Purpose: To examine the influence of cardiac and noncardiac medications on sexual activity by drug classification and generation of the drug, among men and women with cardiovascular disease.
Data sources: This study was a subanalysis (n = 224) of survey data from a cross-sectional sample of 336 cardiac patients. Self-reported medications were categorized by generic drug name, classification, and subclass and/or generation of the drug. Sexual activity was the presence or absence of current sexual activity in the last 2 months.
Conclusions: Patients taking generation one beta blockers, particularly men; diuretics as a class; and loop diuretics, were significantly less likely to be sexually active, with diuretics negatively influencing sexual activity in women, but not men. Certain antidepressant medications positively influenced sexual function, particularly for women. Nearly 20% of the variances in sexual activity were explained by younger age, fewer number of medications, higher education, and having a sexual partner.
Implications for practice: A new finding meriting further study was that loop diuretics negatively impacted sexual activity, particularly for women; and further studies of women overall are clearly needed. Advance practice nurses play an important role in evaluating medications, proactively choosing drugs within a class or subclass less likely to cause sexual problems, and in promoting sexual quality of life of cardiac patients.

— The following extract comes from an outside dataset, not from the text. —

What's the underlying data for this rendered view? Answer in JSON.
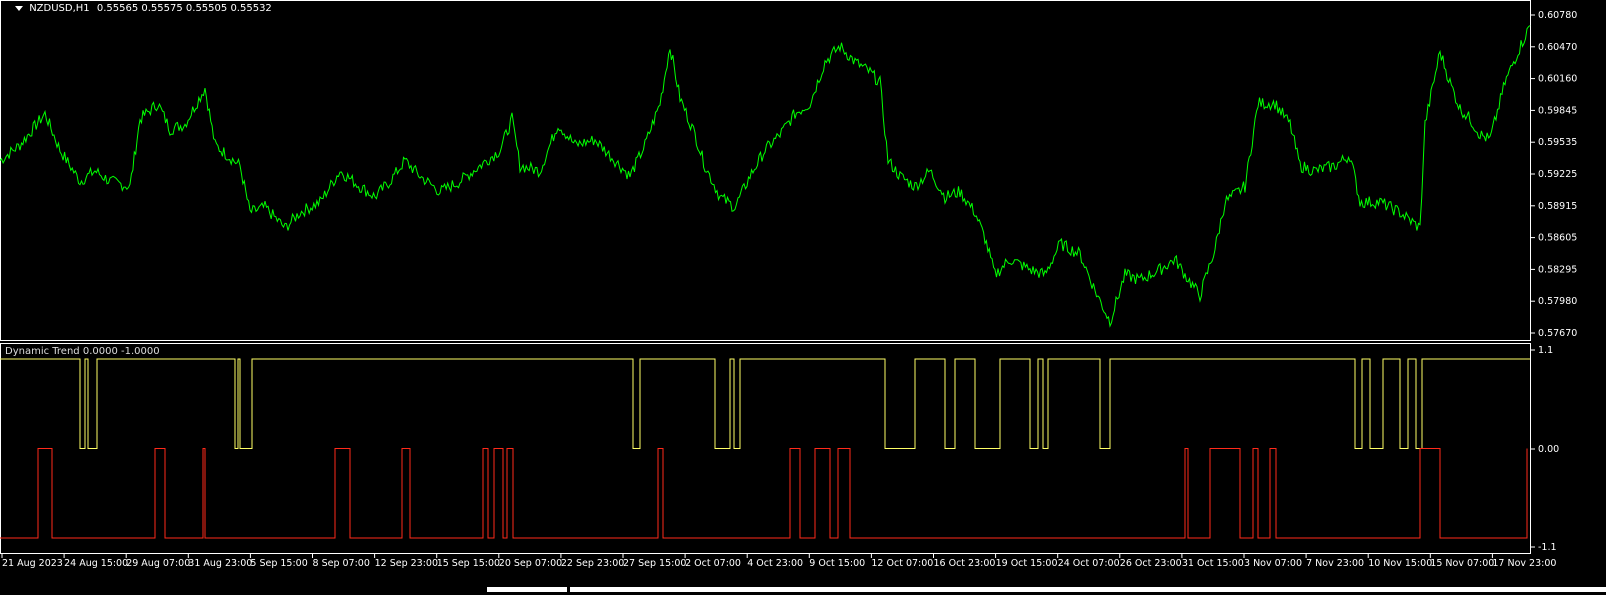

Keywords: Sexual intimacy; cardiovascular disease; medications; sexual health.
©2015 American Association of Nurse Practitioners.